_PROBLEM_. Look for the word "自动加料机" in the entries below, then copy every line that has it.

[Opening EXERCISE MATERIALS section]

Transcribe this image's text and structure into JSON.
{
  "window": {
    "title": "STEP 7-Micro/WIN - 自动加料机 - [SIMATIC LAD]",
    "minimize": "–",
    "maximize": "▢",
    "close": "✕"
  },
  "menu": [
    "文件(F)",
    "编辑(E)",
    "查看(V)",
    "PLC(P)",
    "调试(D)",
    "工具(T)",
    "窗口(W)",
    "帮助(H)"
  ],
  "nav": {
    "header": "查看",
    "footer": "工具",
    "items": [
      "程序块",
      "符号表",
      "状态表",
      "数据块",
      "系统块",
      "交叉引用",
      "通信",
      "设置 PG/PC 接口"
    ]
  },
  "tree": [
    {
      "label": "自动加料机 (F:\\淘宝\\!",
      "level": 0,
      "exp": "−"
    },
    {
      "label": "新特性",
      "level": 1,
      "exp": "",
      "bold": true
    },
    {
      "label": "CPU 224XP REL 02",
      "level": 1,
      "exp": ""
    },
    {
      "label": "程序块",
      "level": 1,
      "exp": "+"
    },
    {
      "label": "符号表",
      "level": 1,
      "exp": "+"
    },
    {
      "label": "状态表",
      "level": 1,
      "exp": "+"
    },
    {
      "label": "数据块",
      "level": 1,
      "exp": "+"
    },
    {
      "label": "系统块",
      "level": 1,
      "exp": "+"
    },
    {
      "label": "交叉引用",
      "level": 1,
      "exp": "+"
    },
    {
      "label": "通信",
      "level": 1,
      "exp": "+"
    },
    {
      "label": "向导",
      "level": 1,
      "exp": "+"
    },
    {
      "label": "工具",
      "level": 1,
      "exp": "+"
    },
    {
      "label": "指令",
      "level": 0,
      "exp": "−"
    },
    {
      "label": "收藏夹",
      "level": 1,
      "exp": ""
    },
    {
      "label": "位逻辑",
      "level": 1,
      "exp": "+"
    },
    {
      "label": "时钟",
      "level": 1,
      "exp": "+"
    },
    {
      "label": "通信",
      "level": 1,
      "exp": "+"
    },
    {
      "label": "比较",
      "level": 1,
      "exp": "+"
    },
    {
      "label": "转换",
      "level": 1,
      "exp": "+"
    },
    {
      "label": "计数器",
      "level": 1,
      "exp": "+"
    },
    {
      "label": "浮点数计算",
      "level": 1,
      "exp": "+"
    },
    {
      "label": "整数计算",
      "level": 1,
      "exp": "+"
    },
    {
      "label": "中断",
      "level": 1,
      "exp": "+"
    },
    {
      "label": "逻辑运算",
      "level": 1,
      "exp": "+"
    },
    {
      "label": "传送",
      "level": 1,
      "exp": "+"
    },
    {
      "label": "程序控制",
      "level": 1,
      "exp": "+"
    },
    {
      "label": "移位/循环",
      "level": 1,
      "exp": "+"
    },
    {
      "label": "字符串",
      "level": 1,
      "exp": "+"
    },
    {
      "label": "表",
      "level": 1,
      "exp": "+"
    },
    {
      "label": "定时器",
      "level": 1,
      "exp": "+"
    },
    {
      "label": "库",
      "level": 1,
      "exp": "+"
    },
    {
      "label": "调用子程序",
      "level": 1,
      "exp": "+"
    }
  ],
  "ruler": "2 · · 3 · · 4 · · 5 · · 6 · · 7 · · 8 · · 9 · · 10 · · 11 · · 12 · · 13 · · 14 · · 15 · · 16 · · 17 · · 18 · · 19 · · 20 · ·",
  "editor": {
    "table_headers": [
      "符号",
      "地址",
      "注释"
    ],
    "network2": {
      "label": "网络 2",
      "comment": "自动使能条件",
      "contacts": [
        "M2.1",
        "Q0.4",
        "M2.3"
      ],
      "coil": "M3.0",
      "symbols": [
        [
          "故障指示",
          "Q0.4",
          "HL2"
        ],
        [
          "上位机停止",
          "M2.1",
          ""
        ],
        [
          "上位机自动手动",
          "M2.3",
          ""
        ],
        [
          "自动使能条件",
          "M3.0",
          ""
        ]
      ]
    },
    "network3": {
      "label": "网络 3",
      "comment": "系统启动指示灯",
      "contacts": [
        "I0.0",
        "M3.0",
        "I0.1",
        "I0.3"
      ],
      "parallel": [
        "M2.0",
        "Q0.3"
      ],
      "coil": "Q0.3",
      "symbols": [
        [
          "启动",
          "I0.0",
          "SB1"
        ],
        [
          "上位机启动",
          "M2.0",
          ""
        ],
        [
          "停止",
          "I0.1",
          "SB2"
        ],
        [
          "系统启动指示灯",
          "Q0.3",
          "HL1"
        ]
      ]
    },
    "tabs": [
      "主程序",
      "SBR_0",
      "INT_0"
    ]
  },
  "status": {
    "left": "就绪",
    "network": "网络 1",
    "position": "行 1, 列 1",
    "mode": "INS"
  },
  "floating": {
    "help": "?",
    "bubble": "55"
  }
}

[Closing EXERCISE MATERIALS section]

_YOUR SOLUTION_.
    "title": "STEP 7-Micro/WIN - 自动加料机 - [SIMATIC LAD]",
      "label": "自动加料机 (F:\\淘宝\\!",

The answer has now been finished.